The methods for establishing synthetic lifeforms with rewritten genetic codes comprising non-canonical amino acids (NCAA) in addition to canonical amino acids (CAA) include proteome-wide replacement of CAA, insertion through suppression of nonsense codon, and insertion via the pyrrolysine and selenocysteine pathways. Proteome-wide reassignments of nonsense codons and sense codons are also under development. These methods enable the application of NCAAs to enrich both fundamental and applied aspects of protein chemistry and biology. Sense codon reassignment to NCAA could incur problems arising from the usage of anticodons as identity elements on tRNA, and possible misreading of NNY codons by UNN anticodons. Evidence suggests that the problem of anticodons as identity elements can be diminished or resolved through removal from the tRNA of all identity elements besides the anticodon, and the problem of misreading of NNY codons by UNN anticodon can be resolved by the retirement of both the UNN anticodon and its complementary NNA codon from the proteome in the event that a restrictive post-transcriptional modification of the UNN anticodon by host enzymes to prevent the misreading cannot be obtained. Full article
Figures

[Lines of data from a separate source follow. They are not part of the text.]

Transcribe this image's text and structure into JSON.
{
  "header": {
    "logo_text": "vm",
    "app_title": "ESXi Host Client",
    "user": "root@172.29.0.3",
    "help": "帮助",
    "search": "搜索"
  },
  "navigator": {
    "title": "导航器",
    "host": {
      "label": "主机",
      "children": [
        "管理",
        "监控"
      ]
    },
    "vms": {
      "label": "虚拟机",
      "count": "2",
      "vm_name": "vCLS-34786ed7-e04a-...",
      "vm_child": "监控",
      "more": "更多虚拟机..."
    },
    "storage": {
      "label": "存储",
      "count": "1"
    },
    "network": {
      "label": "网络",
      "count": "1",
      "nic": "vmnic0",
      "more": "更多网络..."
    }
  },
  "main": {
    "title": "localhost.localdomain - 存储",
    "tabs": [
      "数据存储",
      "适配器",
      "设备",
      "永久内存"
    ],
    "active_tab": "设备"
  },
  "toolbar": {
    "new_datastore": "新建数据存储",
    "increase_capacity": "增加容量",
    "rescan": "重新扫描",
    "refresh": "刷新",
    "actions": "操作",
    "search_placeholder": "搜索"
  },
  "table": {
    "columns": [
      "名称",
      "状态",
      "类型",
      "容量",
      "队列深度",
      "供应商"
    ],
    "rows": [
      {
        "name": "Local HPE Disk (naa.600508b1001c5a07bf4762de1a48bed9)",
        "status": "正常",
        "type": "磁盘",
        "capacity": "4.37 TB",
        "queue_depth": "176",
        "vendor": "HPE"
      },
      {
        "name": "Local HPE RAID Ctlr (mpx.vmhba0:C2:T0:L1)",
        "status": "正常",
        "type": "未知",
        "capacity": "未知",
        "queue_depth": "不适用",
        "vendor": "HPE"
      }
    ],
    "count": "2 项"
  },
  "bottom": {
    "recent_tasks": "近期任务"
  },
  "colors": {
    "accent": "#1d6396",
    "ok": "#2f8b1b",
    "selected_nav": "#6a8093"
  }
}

Figure 1

Open AccessReview Efforts and Challenges in Engineering the Genetic Code
Life 2017, 7(1), 12; doi:10.3390/life7010012
Received: 26 January 2017 / Revised: 9 March 2017 / Accepted: 10 March 2017 / Published: 14 March 2017
Cited by 1 | PDF Full-text (2872 KB) | HTML Full-text | XML Full-text
Abstract
This year marks the 48th anniversary of Francis Crick’s seminal work on the origin of the genetic code, in which he first proposed the “frozen accident” hypothesis to describe evolutionary selection against changes to the genetic code that cause devastating global proteome modification.
[...] Read more.
This year marks the 48th anniversary of Francis Crick’s seminal work on the origin of the genetic code, in which he first proposed the “frozen accident” hypothesis to describe evolutionary selection against changes to the genetic code that cause devastating global proteome modification. However, numerous efforts have demonstrated the viability of both natural and artificial genetic code variations. Recent advances in genetic engineering allow the creation of synthetic organisms that incorporate noncanonical, or even unnatural, amino acids into the proteome. Currently, successful genetic code engineering is mainly achieved by creating orthogonal aminoacyl-tRNA/synthetase pairs to repurpose stop and rare codons or to induce quadruplet codons. In this review, we summarize the current progress in genetic code engineering and discuss the challenges, current understanding, and future perspectives regarding genetic code modification. Full article
Figures

Figure 1

Journal Contact

MDPI AG
Life Editorial Office
St. Alban-Anlage 66, 4052 Basel, Switzerland
E-Mail: 
Tel. +41 61 683 77 34
Fax: +41 61 302 89 18
Editorial Board
Contact Details Submit to Life Edit a special issue Review for Life
logo
loading...
Back to Top